Overview#Password Validator (or Verifier) is a Policy Enforcement Point for the Password Policy and more specifically the Password Modification Policy and may be implemented at the Point of Credential Enrollment, Password Change or Password Reset NIST.SP.800-63B in section 220.127.116.11. Memorized Secret Verifiers advises in summary the following.
- SHALL require subscriber-chosen memorized secrets to be at least 8 characters in length.
- SHOULD permit user-chosen memorized secrets to be up to 64 characters or more in length.
- All printing ASCII RFC 20 characters as well as the space character SHOULD be acceptable in memorized secrets;
- Unicode ISO/ISC 10646:2014 characters SHOULD be accepted as well. Verifiers MAY remove multiple consecutive space characters, or all space characters, prior to verification provided that the result is at least 8 characters in length.
- Truncation of the secret SHALL NOT be performed. For purposes of the above length requirements, each Unicode code point SHALL be counted as a single character.
If Unicode characters are accepted in memorized secrets, the verifier ] apply the Normalization Process for Stabilized Strings defined in Section 12.1 of Unicode Standard Annex 15 UAX 15 using either the NFKC or NFKD normalization. Subscribers choosing memorized secrets containing Unicode characters SHOULD be advised that some characters may be represented differently by some endpoints, which can affect their ability to authenticate successfully. This process is applied prior to hashing of the byte string representing the memorized secret.
Memorized secrets that are randomly chosen by the Credential Service Provider (e.g., at Credential Enrollment) or by the verifier (e.g., when a user requests a new PIN) SHALL be at least 6 characters in length and SHALL be generated using an approved random bit generator.

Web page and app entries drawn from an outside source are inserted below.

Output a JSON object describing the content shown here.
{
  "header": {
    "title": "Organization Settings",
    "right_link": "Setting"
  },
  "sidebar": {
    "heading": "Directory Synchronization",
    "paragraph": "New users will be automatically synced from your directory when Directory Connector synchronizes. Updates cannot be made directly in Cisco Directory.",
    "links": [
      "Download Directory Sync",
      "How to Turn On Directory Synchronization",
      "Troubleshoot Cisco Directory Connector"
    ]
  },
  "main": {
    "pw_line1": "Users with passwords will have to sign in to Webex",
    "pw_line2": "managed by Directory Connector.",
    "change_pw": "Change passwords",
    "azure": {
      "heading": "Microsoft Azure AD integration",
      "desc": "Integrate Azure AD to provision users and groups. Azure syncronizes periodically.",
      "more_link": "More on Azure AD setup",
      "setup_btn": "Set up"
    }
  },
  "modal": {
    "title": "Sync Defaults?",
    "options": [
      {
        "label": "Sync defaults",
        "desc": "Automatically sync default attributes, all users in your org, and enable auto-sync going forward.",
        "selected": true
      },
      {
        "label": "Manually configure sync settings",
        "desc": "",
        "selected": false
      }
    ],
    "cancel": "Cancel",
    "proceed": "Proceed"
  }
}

Password Validator also SHALL NOT prompt subscribers to use specific types of information (e.g., "What was the name of your first pet?") when choosing memorized secrets.
When processing requests to establish and change memorized secrets, verifiers SHALL compare the prospective secrets against a list that contains values known to be commonly-used, expected, or compromised. For example, the list MAY include (but is not limited to):
- Passwords obtained from Credential Leaked Databases.
- Dictionary words.
- Repetitive or sequential characters (e.g. ‘aaaaaa’, ‘1234abcd’).
- Context specific words, such as the name of the service, the username, and derivatives thereof.
Verifiers SHOULD NOT require memorized secrets to be changed arbitrarily (e.g., periodically) and SHOULD only require a change if the subscriber requests a change or there is evidence of compromise of the authenticator.
In order to assist the claimant in entering a memorized secret successfully, the verifier SHOULD offer an option to display the secret (rather than a series of dots or asterisks, typically) until it is entered. This allows the claimant to verify their entry if they are in a location where their screen is unlikely to be observed. The verifier MAY also permit the user’s device to display individual entered characters for a short time after each character is typed to verify correct entry, particularly on Mobile Devices.
Verifiers SHALL store memorized secrets in a form that is resistant to offline attacks. Secrets SHALL be hashed with a salt value using an approved hash function such as PBKDF2 as described in NIST.SP.800-132. The salt value SHALL be a 32-bit or longer random value generated by an approved random bit generator and stored along with the hash result. At least 10,000 iterations of the hash function SHOULD be performed. A keyed hash Function (e.g., HMAC FIPS 198-1), with the key stored separately from the hashed authenticators (e.g., in a Hardware Security Module) SHOULD be used to further resist dictionary attacks against the stored hashed authenticators.